Start of Data under study

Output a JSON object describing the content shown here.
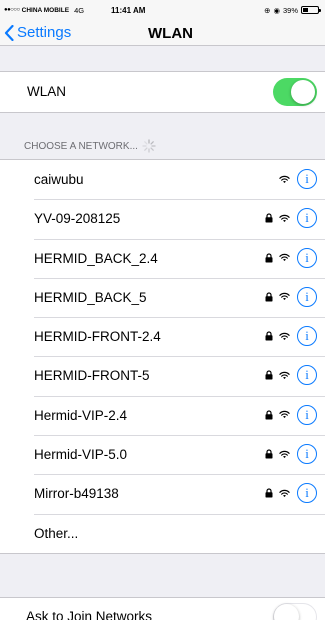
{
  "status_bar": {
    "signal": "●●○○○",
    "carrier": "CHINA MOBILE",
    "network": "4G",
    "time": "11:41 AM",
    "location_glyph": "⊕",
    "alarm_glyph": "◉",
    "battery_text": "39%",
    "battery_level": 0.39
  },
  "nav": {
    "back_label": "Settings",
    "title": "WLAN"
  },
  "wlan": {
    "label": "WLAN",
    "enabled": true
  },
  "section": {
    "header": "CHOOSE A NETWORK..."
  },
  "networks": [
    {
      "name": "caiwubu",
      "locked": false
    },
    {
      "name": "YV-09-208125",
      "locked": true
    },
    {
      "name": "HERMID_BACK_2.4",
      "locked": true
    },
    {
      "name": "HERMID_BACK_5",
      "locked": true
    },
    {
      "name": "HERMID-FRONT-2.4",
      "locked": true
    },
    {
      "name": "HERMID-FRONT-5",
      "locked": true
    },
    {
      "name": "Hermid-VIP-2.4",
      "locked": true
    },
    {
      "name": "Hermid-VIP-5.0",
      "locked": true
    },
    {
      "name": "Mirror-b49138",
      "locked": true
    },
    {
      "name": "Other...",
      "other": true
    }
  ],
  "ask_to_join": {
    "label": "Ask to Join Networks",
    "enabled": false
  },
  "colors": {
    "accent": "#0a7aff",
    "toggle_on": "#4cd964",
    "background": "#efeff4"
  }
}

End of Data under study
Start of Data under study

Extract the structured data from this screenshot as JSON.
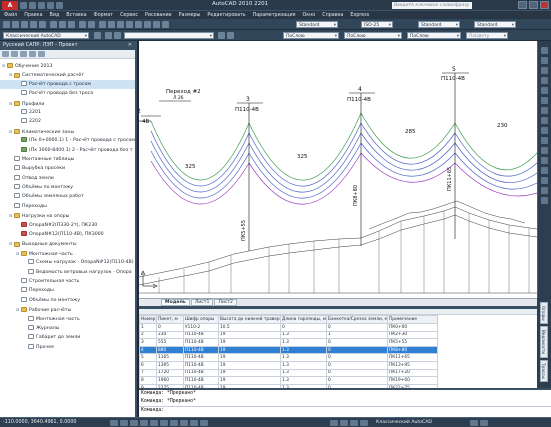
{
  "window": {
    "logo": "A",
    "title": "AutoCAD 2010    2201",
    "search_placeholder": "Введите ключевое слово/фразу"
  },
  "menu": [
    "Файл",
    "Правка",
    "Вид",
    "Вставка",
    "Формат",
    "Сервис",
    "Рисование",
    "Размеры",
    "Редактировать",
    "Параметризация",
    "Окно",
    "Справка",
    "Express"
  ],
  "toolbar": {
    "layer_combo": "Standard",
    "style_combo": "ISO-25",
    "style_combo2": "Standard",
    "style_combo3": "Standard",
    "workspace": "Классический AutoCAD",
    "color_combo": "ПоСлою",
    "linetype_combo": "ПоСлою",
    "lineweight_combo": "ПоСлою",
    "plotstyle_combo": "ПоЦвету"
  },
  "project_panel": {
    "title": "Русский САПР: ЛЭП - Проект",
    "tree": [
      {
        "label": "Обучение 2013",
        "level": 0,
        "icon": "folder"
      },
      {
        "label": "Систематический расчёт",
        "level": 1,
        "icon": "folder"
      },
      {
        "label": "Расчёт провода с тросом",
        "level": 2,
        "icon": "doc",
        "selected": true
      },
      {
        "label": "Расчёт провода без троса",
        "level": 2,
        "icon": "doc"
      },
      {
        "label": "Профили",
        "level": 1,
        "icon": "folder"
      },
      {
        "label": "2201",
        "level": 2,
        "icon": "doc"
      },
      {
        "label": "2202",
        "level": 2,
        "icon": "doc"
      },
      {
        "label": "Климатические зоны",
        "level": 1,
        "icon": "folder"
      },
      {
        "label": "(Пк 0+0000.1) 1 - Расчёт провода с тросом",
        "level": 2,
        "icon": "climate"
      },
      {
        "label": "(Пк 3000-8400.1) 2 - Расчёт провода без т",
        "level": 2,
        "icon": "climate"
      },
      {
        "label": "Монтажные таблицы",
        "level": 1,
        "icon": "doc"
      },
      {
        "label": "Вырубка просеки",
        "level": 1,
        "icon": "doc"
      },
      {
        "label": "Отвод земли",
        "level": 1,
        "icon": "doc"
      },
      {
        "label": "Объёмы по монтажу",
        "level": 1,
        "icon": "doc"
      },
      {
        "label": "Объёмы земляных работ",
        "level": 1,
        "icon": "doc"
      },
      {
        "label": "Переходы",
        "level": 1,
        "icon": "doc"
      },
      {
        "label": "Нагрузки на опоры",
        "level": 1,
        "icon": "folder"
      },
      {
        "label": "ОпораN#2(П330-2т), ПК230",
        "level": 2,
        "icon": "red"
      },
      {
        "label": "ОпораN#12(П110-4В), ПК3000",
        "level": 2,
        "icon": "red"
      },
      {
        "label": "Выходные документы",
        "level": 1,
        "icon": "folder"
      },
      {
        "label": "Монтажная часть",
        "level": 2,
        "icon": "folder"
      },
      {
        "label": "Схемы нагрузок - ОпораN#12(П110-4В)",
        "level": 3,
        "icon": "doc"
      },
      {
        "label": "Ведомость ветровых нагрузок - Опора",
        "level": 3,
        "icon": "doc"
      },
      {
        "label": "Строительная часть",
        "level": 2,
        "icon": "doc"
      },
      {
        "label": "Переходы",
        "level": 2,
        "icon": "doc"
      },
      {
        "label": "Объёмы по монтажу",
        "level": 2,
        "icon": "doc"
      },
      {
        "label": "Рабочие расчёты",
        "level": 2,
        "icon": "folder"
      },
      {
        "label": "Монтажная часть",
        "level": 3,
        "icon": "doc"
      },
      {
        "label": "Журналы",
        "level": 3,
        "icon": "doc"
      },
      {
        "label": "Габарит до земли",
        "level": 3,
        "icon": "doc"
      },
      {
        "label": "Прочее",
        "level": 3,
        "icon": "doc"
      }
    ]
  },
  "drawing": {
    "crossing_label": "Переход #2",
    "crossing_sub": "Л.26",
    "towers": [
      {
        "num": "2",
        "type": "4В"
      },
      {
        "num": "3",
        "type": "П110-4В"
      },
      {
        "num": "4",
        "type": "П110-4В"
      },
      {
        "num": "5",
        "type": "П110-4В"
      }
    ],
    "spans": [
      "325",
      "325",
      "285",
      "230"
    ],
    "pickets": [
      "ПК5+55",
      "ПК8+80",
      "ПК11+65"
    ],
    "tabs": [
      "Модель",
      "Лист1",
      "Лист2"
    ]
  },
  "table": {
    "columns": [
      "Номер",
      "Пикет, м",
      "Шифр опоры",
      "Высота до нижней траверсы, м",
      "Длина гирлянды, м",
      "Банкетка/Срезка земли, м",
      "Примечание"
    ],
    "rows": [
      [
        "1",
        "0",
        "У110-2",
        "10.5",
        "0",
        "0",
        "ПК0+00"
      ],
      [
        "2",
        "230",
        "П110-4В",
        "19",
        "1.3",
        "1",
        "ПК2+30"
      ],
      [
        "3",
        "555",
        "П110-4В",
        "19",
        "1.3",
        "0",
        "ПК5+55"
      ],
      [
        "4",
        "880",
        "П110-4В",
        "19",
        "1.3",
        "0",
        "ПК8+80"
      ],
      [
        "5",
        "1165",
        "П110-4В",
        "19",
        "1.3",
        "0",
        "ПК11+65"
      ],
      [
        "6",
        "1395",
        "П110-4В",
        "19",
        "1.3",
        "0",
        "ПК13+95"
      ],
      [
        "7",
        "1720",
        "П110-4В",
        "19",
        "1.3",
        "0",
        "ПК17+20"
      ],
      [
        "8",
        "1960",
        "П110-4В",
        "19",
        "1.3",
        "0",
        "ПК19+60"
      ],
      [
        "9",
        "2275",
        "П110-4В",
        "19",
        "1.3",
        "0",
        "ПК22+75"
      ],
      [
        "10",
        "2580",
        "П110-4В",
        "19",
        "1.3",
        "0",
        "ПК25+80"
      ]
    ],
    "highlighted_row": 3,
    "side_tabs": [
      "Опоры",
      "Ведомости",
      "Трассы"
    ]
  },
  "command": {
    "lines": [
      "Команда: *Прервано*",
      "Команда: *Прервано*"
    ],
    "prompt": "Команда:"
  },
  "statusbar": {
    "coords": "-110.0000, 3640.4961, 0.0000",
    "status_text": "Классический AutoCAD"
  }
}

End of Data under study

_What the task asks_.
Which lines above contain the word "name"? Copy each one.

_Result of this task_.
      "name": "caiwubu",
      "name": "YV-09-208125",
      "name": "HERMID_BACK_2.4",
      "name": "HERMID_BACK_5",
      "name": "HERMID-FRONT-2.4",
      "name": "HERMID-FRONT-5",
      "name": "Hermid-VIP-2.4",
      "name": "Hermid-VIP-5.0",
      "name": "Mirror-b49138",
      "name": "Other...",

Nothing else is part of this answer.